Start of Data in this exercise
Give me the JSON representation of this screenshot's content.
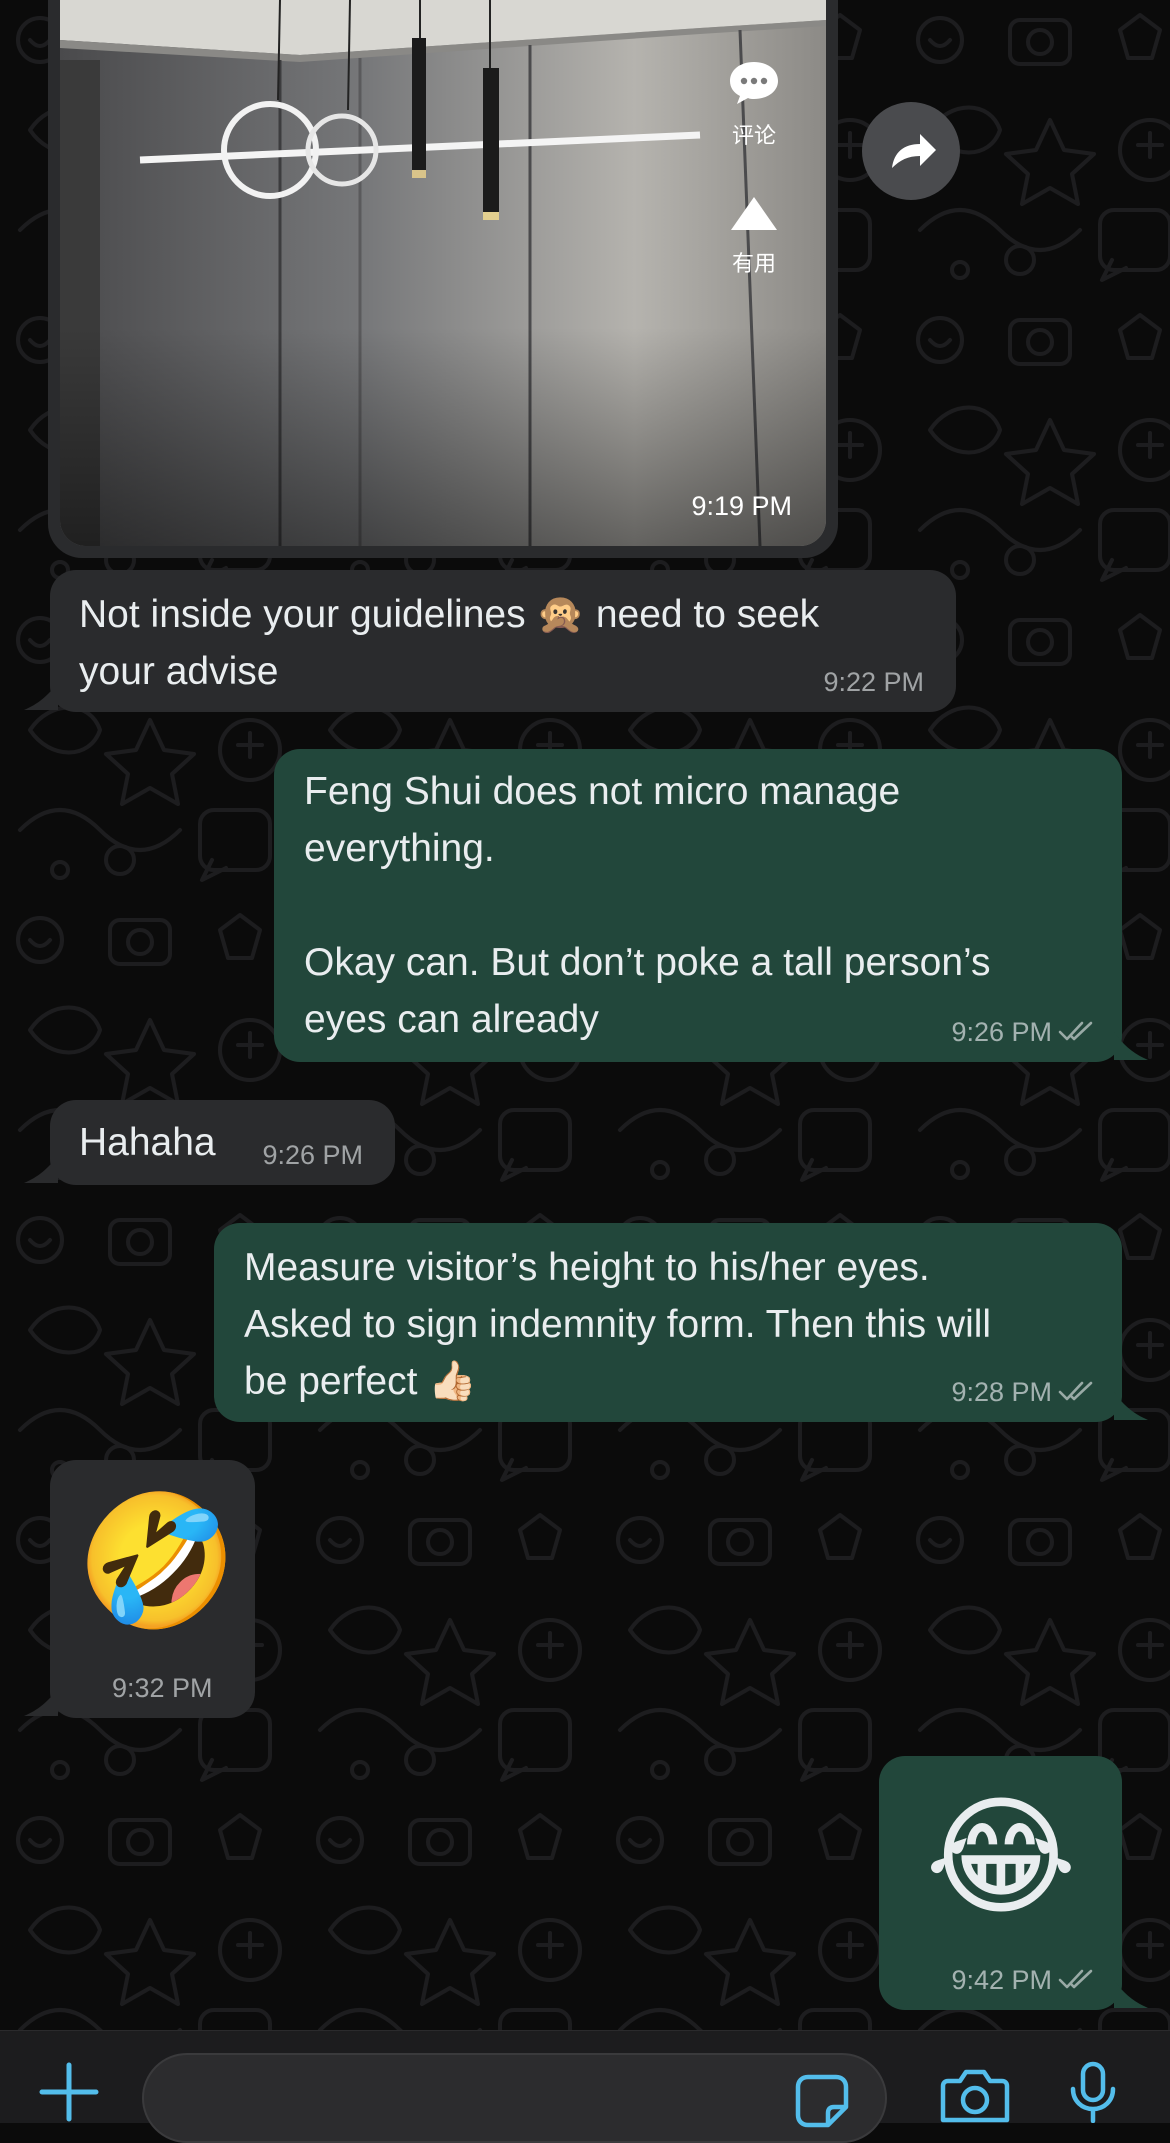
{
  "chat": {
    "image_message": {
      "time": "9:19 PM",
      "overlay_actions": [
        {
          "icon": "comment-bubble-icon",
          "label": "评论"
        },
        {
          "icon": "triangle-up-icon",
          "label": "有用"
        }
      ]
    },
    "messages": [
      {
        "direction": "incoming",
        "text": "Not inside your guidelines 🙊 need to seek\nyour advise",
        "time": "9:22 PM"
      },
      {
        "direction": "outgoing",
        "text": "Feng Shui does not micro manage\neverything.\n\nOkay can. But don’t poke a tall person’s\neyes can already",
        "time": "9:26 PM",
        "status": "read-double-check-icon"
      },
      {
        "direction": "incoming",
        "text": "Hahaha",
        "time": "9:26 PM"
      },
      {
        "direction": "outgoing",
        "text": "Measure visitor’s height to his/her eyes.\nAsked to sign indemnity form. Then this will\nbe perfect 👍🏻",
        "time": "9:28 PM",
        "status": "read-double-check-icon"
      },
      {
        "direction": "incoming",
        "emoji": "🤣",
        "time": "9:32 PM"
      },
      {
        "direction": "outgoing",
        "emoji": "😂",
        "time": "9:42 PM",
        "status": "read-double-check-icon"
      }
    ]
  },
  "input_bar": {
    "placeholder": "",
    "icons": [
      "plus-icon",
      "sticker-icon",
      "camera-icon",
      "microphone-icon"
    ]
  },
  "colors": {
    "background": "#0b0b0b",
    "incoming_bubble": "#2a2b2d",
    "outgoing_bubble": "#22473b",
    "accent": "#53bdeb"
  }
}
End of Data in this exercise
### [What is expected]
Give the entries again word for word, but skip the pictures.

### [Exercise response]
Give me the JSON representation of this screenshot's content.
{
  "chat": {
    "image_message": {
      "time": "9:19 PM",
      "overlay_actions": [
        {
          "icon": "comment-bubble-icon",
          "label": "评论"
        },
        {
          "icon": "triangle-up-icon",
          "label": "有用"
        }
      ]
    },
    "messages": [
      {
        "direction": "incoming",
        "text": "Not inside your guidelines 🙊 need to seek\nyour advise",
        "time": "9:22 PM"
      },
      {
        "direction": "outgoing",
        "text": "Feng Shui does not micro manage\neverything.\n\nOkay can. But don’t poke a tall person’s\neyes can already",
        "time": "9:26 PM",
        "status": "read-double-check-icon"
      },
      {
        "direction": "incoming",
        "text": "Hahaha",
        "time": "9:26 PM"
      },
      {
        "direction": "outgoing",
        "text": "Measure visitor’s height to his/her eyes.\nAsked to sign indemnity form. Then this will\nbe perfect 👍🏻",
        "time": "9:28 PM",
        "status": "read-double-check-icon"
      },
      {
        "direction": "incoming",
        "emoji": "🤣",
        "time": "9:32 PM"
      },
      {
        "direction": "outgoing",
        "emoji": "😂",
        "time": "9:42 PM",
        "status": "read-double-check-icon"
      }
    ]
  },
  "input_bar": {
    "placeholder": "",
    "icons": [
      "plus-icon",
      "sticker-icon",
      "camera-icon",
      "microphone-icon"
    ]
  },
  "colors": {
    "background": "#0b0b0b",
    "incoming_bubble": "#2a2b2d",
    "outgoing_bubble": "#22473b",
    "accent": "#53bdeb"
  }
}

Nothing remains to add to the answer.